The STEM workforce in China has also rapidly expanded. The total number of Chinese universities grew from 1,792 to 2,560 between 2005 and 2015. 8 million Chinese students graduated from college in 2017, compared to approximately 1.9 million graduating with bachelor’s degrees and 1 million with associate’s degrees in the United States. The number of science and engineering bachelor’s degrees conferred in China increased from 359,000 in 2000 to 1.65 million in 2014. 

 

China surpassed the United States as the world’s largest producer of natural sciences and engineering doctorates in 2007. 

 

In addition, with ambitious science projects, generous salaries, and high levels of lab funding, China has made a concerted effort to recruit top foreign talent. The Thousand Talents Program offers scientists a one-million-yuan ($151,000) starting bonus. Foreign scientists receive additional incentives, such as subsidies for accommodation, visits home, and education.

 

The Department of Energy recently warned that talent programs were offering scientists at U.S. national labs hundreds of thousands, and in some cases millions, of dollars to conduct research in China.

According to the report Innovation and National Security published by  Council on Foreign Relations the United States leadership in science and technology is at risk.

 

China is investing significant resources in developing new technologies, and after 2030 it will likely be the world’s largest spender on research and development. Although Beijing’s efforts to become a scientific power could help drive global growth and prosperity, and both the United States and China have benefited from bilateral investment and trade, Chinese theft of intellectual property and its market-manipulating industrial policies threaten the United States economic competitiveness and national security.

 

China in particular has ambitious plans to become a world leader in science, technology, and medicine. Between 1991 and 2015, China increased its R&D expenditures thirtyfold, averaging an 18 percent increase annually since 2000.

 

R&D expenditures rose to $254 billion in 2017, approximately 45 percent of U.S. R&D spending for that year. China’s GDP is growing and China is dedicating a greater portion of its economic resources to R&D, planning to eventually reach a spending target of 2.5 percent of GDP. It will likely equal or exceed the United States in overall R&D expenditures after 2030.

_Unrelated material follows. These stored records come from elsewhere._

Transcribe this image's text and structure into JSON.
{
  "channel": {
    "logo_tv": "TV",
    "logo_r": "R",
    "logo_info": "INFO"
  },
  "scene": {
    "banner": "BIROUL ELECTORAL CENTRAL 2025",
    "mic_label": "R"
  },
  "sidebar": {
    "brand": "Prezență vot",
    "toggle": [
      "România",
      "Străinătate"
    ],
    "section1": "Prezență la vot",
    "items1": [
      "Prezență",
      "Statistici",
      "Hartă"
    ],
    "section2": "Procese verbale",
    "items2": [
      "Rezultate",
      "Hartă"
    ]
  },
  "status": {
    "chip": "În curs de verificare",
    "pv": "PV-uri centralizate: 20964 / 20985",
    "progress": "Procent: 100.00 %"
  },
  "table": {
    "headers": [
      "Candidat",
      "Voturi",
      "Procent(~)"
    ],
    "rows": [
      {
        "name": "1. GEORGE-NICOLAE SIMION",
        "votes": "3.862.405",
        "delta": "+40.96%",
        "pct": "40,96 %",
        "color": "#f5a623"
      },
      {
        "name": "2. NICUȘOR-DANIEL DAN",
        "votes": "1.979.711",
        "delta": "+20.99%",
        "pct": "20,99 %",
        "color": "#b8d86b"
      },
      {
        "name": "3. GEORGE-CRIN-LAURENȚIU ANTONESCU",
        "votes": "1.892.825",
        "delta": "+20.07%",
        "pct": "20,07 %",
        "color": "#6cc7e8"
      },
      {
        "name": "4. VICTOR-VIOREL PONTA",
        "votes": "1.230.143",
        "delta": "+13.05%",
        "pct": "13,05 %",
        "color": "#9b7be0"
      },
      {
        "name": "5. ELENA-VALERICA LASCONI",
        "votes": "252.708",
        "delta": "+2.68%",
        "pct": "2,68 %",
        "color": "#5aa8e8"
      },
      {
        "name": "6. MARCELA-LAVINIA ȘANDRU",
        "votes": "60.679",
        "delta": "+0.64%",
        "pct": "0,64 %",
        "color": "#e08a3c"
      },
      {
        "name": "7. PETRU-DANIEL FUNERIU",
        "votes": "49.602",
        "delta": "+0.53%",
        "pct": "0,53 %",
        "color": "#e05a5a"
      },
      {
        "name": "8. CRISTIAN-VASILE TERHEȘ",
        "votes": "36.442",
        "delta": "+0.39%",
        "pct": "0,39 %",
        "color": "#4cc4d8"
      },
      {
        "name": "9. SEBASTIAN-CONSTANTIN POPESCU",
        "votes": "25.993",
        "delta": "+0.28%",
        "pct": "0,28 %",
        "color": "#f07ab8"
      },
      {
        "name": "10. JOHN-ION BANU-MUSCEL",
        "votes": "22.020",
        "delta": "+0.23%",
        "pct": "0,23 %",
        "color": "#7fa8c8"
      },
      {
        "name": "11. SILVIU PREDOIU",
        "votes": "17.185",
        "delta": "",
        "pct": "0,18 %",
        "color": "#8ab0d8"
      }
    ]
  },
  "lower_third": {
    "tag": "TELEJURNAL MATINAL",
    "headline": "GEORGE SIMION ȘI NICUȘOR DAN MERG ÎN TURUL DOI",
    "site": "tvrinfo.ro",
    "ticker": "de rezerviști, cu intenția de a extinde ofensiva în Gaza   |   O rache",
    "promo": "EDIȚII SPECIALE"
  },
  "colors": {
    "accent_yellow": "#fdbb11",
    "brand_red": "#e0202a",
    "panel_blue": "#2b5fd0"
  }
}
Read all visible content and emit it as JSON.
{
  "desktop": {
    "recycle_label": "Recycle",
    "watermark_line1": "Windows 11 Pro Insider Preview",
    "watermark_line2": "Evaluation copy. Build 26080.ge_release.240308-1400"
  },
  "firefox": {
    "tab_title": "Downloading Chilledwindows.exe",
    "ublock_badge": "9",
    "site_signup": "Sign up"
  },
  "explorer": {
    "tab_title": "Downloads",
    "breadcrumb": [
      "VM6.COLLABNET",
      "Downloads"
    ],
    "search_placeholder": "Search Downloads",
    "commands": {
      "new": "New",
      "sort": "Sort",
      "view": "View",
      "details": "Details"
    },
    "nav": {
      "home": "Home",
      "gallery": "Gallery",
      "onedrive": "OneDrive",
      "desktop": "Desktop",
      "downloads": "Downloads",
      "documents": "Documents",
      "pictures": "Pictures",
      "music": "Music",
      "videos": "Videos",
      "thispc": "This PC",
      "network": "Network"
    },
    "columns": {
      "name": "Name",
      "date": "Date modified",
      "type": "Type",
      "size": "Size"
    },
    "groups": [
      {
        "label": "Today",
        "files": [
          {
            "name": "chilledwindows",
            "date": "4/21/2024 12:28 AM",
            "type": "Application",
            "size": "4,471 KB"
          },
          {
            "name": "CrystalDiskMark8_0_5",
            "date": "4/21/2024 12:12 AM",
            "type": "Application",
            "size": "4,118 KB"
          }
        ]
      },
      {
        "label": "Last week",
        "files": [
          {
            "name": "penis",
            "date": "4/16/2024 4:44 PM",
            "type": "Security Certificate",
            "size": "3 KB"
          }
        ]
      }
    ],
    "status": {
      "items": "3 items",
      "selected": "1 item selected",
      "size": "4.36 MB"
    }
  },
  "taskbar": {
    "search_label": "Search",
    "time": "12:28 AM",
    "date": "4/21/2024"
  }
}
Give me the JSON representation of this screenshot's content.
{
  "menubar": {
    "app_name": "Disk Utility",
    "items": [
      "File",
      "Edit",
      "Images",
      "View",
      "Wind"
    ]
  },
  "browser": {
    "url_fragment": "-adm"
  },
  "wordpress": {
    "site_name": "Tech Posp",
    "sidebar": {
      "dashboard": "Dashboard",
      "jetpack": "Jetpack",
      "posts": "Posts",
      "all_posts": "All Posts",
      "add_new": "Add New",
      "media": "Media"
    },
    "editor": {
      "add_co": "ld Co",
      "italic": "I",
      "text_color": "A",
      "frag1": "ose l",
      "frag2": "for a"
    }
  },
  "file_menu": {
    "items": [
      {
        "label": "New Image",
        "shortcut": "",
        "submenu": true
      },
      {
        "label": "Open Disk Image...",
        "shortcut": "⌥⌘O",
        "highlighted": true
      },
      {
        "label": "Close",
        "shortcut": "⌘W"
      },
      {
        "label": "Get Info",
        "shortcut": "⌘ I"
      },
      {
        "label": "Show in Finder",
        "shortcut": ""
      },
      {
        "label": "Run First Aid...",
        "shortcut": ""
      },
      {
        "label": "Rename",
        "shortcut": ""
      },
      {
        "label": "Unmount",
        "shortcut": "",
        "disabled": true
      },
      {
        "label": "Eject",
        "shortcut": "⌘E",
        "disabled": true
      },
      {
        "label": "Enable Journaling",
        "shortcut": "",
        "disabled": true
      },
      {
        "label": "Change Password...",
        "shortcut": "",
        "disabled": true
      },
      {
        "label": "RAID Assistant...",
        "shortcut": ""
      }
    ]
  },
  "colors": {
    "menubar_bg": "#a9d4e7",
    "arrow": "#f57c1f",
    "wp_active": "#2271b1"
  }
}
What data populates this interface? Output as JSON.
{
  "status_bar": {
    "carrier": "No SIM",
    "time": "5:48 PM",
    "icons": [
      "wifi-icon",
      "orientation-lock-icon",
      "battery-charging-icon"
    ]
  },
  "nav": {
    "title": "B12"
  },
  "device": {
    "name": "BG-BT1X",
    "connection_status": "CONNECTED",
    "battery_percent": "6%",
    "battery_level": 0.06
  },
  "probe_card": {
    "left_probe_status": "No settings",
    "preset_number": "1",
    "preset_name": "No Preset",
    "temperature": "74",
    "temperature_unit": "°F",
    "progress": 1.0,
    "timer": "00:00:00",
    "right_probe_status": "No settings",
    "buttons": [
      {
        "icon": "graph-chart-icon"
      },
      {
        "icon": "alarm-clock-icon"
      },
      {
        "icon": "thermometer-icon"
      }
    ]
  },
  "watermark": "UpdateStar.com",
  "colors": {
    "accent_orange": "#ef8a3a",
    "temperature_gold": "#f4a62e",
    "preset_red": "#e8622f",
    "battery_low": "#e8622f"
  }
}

China overtook the United States in the production of scientific papers in 2016. According to a study by scientific publisher Elsevier and business news outlet Nikkei, China published more high-impact research papers than the United States did in twenty-three out of thirty research fields with clear technological applications.

 

China’s current five-year plan prescribes that the biotechnology sector should exceed 4 percent of GDP by 2020, and state, provincial, and local governments have invested more than $100 billion in the life sciences sector. For example, BGI (The Beijing Genomic Institute) is by some measures the largest genome-sequencing center in the world.

 

On AI, Beijing hopes to leverage massive amounts of data, permissive regulations, entrepreneurial firms, and government support to build an industry worth $150 billion by 2030. In 2017, China’s AI industry received nearly $26 billion in investment and financing. China surpassed the United States in volume of AI research in 2014, including in AI-related patent registration and articles on deep learning. China is also training a large number of specialists. 23 % of the accepted papers for the 2017 Association for the Advancement of Artificial Intelligence conference were from China, and AI authors in China were cited 44 % more in 2016 than they were in 2000.